"I just don't feel like we are a "normal" couple anymore. OK, when we got married, we were. But then he went on insulin. And he decided not to manage his diabetes. But now he is doing a pretty good job of managing it. But with all the other complications....we don't have sex. Is that normal? We don't go to the movies and that used to be a weekly thing we did. We don't go out to eat and we used to do that almost every day. We still love each other very much, but we have given up so much to accomodate his disease. And yes, I do go to the movies with my girlfriends, and I go out to lunch with them.
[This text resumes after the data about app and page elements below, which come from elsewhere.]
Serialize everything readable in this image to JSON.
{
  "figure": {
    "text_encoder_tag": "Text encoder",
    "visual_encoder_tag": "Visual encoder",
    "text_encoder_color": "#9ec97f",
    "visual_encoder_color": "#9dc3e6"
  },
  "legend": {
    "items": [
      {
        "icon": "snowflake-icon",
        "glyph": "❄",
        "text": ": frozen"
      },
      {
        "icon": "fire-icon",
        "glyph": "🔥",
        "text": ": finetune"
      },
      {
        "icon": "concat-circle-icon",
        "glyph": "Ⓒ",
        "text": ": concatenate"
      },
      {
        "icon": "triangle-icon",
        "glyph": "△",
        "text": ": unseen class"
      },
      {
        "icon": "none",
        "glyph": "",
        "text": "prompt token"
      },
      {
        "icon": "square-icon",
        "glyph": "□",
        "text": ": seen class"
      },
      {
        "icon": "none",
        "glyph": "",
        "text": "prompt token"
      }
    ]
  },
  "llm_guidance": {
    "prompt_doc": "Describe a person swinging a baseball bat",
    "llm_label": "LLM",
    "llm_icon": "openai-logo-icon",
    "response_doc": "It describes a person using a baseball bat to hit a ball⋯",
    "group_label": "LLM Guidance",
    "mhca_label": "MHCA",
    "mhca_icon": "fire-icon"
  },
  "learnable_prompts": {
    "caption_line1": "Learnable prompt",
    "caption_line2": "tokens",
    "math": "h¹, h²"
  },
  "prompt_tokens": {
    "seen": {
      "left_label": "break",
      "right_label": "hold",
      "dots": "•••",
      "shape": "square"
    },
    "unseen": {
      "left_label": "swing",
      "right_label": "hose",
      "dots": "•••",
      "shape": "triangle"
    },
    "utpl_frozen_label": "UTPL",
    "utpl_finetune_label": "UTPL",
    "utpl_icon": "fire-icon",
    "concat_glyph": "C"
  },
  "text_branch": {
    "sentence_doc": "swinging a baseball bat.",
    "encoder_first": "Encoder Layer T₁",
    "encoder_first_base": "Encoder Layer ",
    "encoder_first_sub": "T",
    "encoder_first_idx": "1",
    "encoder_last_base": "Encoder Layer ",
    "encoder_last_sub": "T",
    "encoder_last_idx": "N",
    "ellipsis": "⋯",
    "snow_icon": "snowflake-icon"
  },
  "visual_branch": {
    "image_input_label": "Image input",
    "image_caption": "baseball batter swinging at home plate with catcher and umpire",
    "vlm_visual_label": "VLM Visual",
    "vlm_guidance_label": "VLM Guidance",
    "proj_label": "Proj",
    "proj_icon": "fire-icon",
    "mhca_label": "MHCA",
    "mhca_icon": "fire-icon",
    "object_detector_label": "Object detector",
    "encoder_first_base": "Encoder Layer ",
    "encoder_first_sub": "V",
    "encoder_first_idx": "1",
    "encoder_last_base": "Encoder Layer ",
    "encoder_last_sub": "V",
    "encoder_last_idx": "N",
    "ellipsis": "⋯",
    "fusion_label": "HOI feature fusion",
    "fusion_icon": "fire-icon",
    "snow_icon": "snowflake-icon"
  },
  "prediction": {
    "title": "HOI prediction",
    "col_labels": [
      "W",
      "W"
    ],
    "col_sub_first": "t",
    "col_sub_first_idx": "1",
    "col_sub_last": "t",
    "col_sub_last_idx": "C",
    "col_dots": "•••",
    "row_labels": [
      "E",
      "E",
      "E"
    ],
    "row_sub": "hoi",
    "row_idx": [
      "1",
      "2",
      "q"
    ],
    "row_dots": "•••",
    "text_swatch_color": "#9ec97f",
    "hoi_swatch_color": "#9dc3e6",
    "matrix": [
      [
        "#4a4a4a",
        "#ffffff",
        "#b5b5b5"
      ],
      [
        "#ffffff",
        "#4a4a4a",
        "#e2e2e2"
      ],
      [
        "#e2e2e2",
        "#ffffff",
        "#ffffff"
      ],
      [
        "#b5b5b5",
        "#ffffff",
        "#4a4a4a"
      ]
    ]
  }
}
But as a couple.....he and I are a far cry from "normal" and it is due to diabetes and all of it's complications after his body has lived with this disease for 33 years.'s good to laugh at what others write about our lives." 

I have thought a lot about this, and in fact posted similar feelings the same day she wrote this.  (See my last post: Welcome . . . to the Twilight Zone!)  I totally understand what she is saying.  Sometimes, it is just so hard.  I so miss the good times we used to have before things got so crazy . . .
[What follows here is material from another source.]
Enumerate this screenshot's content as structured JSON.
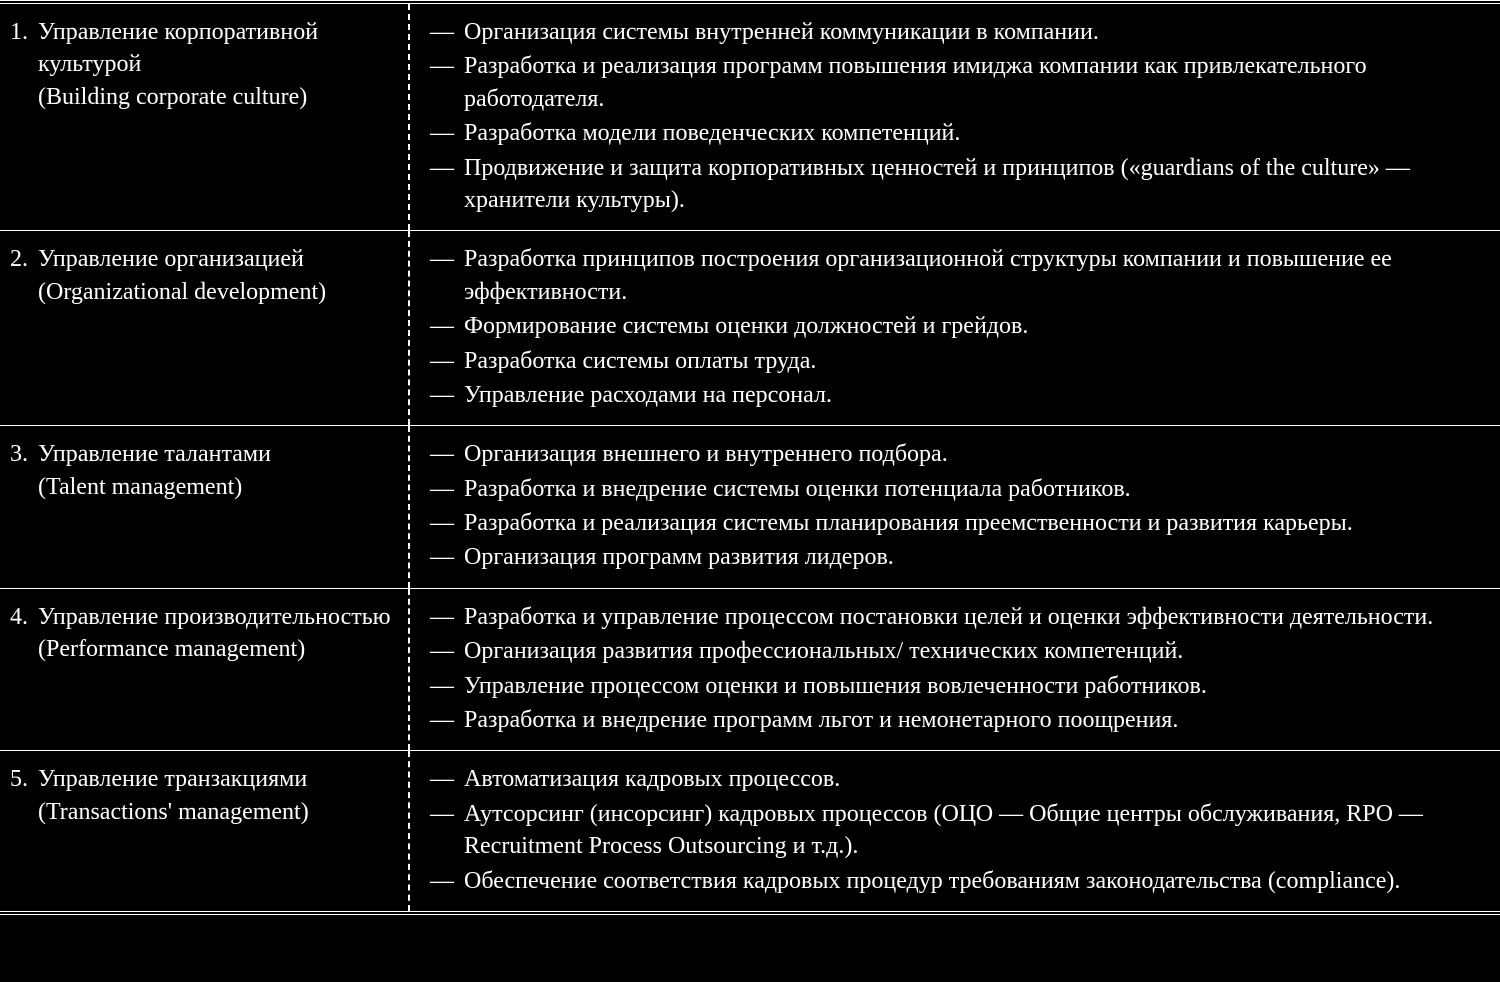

Today, I am just exhausted.  Hubby has been running border-line low all day (in the 80's, despite anything he has eaten, etc.).  There have been no big blow-ups, but he has talked non-stop ALL DAY LONG, misunderstood things, and been semi-argumentative . . . all this while we also had company over at the same time.  Yes, it was a family member, thank goodness, but between dealing with the non-stop (LOUD!) babble and having other people in the house, I feel like I've been run over by a steam roller.  I had looked forward to a peaceful Saturday when this person called to come over.  The thing is, it would have been fine if hubby had been on an even keel.  This sounds terrible, but I was so relieved when he finally fell asleep on the couch after they left.  And now I feel guilty for feeling this way.  Just wondering: does anyone else out there get REALLY LOUD when sugars are out of whack?  I feel almost shell-shocked by the time it is over, and he will NOT tone it down, no matter how many times I ask.

Peace at last, but it also won't be too long before bed time for me.  So, I am in my basement "woman cave," just enjoying the quiet and trying to "chill out" so that I can hopefully sleep tonight.  Thinking maybe I need another glass of wine . . .